  33. ^ Stubbs, Talkeetna’s honorary cat mayor, dies Archived 2017-07-23 at the Wayback Machine, by Chris Klint, at KTVA; published July 23, 2017; retrieved July 23, 2017
  34. ^ Moses, John (June 7, 2007). "Su Valley Jr./Sr. High burns; Talkeetna school a total loss". Mat-Su Valley Frontiersman. Retrieved 2009-06-19.
  35. ^ "". Retrieved 2017-07-23.
  36. ^ News-Matsu, an online news source covering the Mat-Su Borough, was launched in 2013.
  37. ^ Deyoe, Sue (2010-10-26). "Whole Wheat Radio ends its 8 year run". KTNA. Retrieved 2011-06-09. [...] announced the end of his website [...] unique online radio station over 8 years ago, which might have been a first for Alaska in the online world.
  38. ^ "Denali Park Transportation and Support Services". National Park Service. Retrieved 16 July 2012.
  39. ^ Woodmancy, Don (January 16, 2003). "Talkeetna, Alaska". Roadtrip America. Retrieved 2009-06-19.
  40. ^ "A Town Goes Alaskan for 'Northern Exposure'". The New York Times. 1991-06-17. Retrieved 2009-06-19.

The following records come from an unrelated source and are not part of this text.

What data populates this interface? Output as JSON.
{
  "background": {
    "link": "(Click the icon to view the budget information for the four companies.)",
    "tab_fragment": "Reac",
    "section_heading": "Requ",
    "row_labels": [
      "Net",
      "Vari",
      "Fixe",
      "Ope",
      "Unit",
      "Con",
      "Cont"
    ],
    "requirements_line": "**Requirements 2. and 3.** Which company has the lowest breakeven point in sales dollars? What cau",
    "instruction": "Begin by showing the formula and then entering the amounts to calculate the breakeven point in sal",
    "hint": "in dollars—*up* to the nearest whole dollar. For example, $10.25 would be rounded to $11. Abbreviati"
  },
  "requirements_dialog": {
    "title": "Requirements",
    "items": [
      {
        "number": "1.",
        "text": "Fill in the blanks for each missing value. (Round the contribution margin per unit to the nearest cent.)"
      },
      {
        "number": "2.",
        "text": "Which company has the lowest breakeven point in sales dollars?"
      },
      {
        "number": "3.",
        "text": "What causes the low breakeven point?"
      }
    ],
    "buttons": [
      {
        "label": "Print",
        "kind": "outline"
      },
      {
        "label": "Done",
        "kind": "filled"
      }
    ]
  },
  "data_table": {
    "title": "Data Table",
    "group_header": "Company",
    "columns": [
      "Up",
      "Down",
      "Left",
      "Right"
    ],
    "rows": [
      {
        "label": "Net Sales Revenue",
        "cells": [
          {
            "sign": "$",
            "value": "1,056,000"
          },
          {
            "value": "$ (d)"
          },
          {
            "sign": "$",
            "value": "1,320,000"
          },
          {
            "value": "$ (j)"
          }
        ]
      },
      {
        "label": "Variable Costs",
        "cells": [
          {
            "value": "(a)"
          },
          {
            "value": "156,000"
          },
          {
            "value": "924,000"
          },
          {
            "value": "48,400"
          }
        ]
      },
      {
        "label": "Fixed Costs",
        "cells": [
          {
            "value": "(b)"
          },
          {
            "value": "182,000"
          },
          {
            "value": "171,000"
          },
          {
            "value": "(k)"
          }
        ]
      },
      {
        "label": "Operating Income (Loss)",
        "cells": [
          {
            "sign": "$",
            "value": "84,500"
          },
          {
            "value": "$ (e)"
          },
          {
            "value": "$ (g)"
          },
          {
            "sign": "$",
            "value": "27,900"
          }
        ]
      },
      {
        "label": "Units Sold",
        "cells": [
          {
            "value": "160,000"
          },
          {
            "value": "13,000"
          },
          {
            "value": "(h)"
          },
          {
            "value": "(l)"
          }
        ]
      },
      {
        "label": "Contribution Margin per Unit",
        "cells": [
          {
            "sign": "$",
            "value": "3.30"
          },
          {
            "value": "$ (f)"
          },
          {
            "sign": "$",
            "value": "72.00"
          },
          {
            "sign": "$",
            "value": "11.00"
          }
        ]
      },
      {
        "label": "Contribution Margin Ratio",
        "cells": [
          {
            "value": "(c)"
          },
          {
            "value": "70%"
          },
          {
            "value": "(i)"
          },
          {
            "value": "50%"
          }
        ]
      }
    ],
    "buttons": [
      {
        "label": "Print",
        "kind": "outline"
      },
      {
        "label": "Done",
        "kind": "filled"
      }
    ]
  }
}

  41. ^ a b "Railroad Alaska (TV Series 2013– )". IMDb. 16 November 2013.

External links[edit]